* Work to complete
Repeat every entry word for word, but leave the images out of your copy.

Source data:
%%
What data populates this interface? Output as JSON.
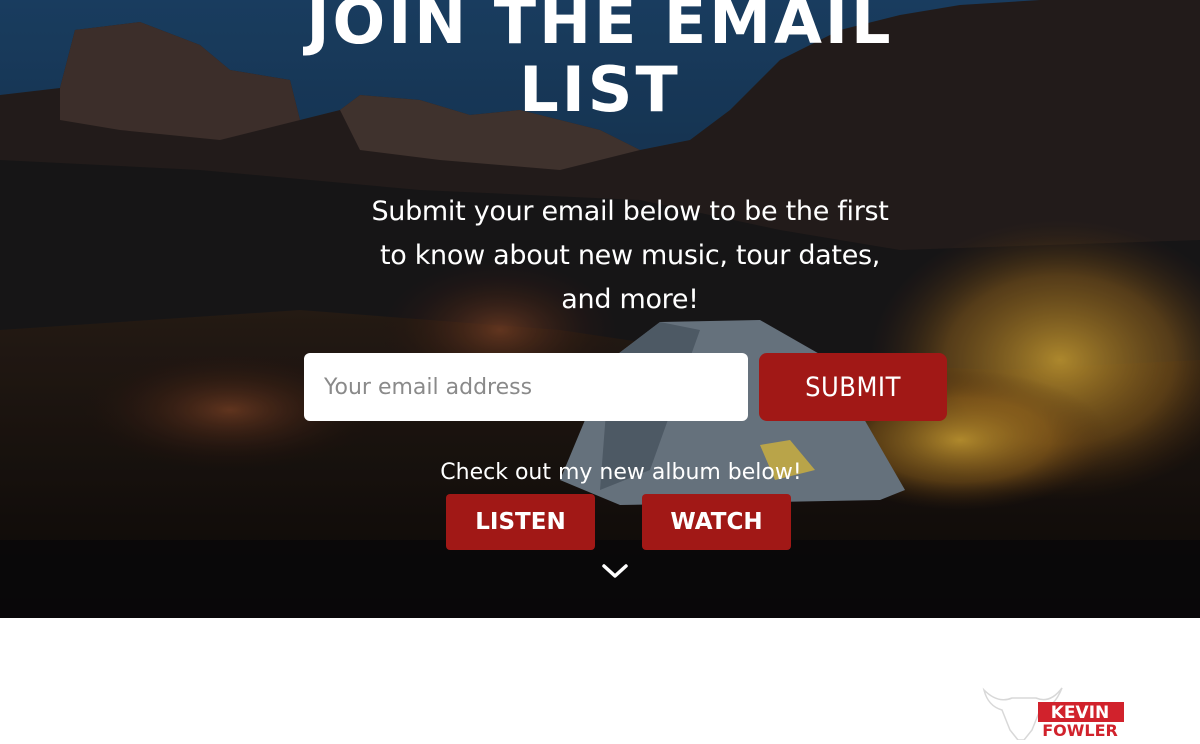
{
  "hero": {
    "title_line1": "JOIN THE EMAIL",
    "title_line2": "LIST",
    "subtitle": "Submit your email below to be the first to know about new music, tour dates, and more!"
  },
  "signup": {
    "email_placeholder": "Your email address",
    "email_value": "",
    "submit_label": "SUBMIT"
  },
  "album": {
    "prompt": "Check out my new album below!",
    "listen_label": "LISTEN",
    "watch_label": "WATCH"
  },
  "scroll": {
    "icon": "chevron-down-icon"
  },
  "brand": {
    "logo_line1": "KEVIN",
    "logo_line2": "FOWLER",
    "logo_icon": "bull-skull-icon"
  },
  "colors": {
    "accent_red": "#a11816",
    "text_white": "#ffffff",
    "page_white": "#ffffff"
  }
}
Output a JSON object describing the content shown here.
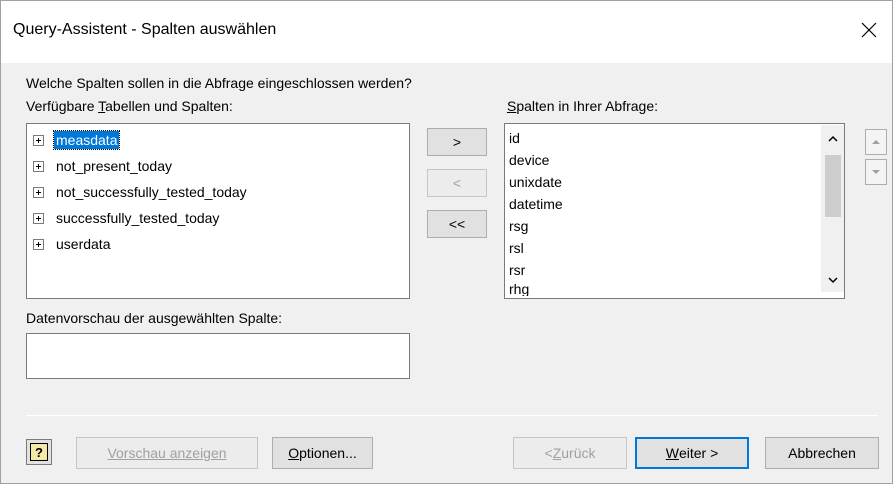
{
  "window": {
    "title": "Query-Assistent - Spalten auswählen",
    "close_glyph": "✕"
  },
  "prompt": "Welche Spalten sollen in die Abfrage eingeschlossen werden?",
  "available": {
    "label_pre": "Verfügbare ",
    "label_key": "T",
    "label_post": "abellen und Spalten:",
    "items": [
      {
        "label": "measdata",
        "selected": true
      },
      {
        "label": "not_present_today",
        "selected": false
      },
      {
        "label": "not_successfully_tested_today",
        "selected": false
      },
      {
        "label": "successfully_tested_today",
        "selected": false
      },
      {
        "label": "userdata",
        "selected": false
      }
    ]
  },
  "transfer": {
    "add": ">",
    "remove": "<",
    "remove_all": "<<"
  },
  "query_columns": {
    "label_key": "S",
    "label_post": "palten in Ihrer Abfrage:",
    "items": [
      "id",
      "device",
      "unixdate",
      "datetime",
      "rsg",
      "rsl",
      "rsr",
      "rhg"
    ]
  },
  "preview": {
    "label": "Datenvorschau der ausgewählten Spalte:",
    "value": ""
  },
  "footer": {
    "help_glyph": "?",
    "preview_button": "Vorschau anzeigen",
    "options_button_key": "O",
    "options_button_post": "ptionen...",
    "back_button_pre": "< ",
    "back_button_key": "Z",
    "back_button_post": "urück",
    "next_button_key": "W",
    "next_button_post": "eiter >",
    "cancel_button": "Abbrechen"
  }
}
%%
* Response below
What data populates this interface? Output as JSON.
{
  "hero": {
    "title_line1": "JOIN THE EMAIL",
    "title_line2": "LIST",
    "subtitle": "Submit your email below to be the first to know about new music, tour dates, and more!"
  },
  "signup": {
    "email_placeholder": "Your email address",
    "email_value": "",
    "submit_label": "SUBMIT"
  },
  "album": {
    "prompt": "Check out my new album below!",
    "listen_label": "LISTEN",
    "watch_label": "WATCH"
  },
  "scroll": {
    "icon": "chevron-down-icon"
  },
  "brand": {
    "logo_line1": "KEVIN",
    "logo_line2": "FOWLER",
    "logo_icon": "bull-skull-icon"
  },
  "colors": {
    "accent_red": "#a11816",
    "text_white": "#ffffff",
    "page_white": "#ffffff"
  }
}
Output a JSON object describing the content shown here.
{
  "window": {
    "title": "Query-Assistent - Spalten auswählen",
    "close_glyph": "✕"
  },
  "prompt": "Welche Spalten sollen in die Abfrage eingeschlossen werden?",
  "available": {
    "label_pre": "Verfügbare ",
    "label_key": "T",
    "label_post": "abellen und Spalten:",
    "items": [
      {
        "label": "measdata",
        "selected": true
      },
      {
        "label": "not_present_today",
        "selected": false
      },
      {
        "label": "not_successfully_tested_today",
        "selected": false
      },
      {
        "label": "successfully_tested_today",
        "selected": false
      },
      {
        "label": "userdata",
        "selected": false
      }
    ]
  },
  "transfer": {
    "add": ">",
    "remove": "<",
    "remove_all": "<<"
  },
  "query_columns": {
    "label_key": "S",
    "label_post": "palten in Ihrer Abfrage:",
    "items": [
      "id",
      "device",
      "unixdate",
      "datetime",
      "rsg",
      "rsl",
      "rsr",
      "rhg"
    ]
  },
  "preview": {
    "label": "Datenvorschau der ausgewählten Spalte:",
    "value": ""
  },
  "footer": {
    "help_glyph": "?",
    "preview_button": "Vorschau anzeigen",
    "options_button_key": "O",
    "options_button_post": "ptionen...",
    "back_button_pre": "< ",
    "back_button_key": "Z",
    "back_button_post": "urück",
    "next_button_key": "W",
    "next_button_post": "eiter >",
    "cancel_button": "Abbrechen"
  }
}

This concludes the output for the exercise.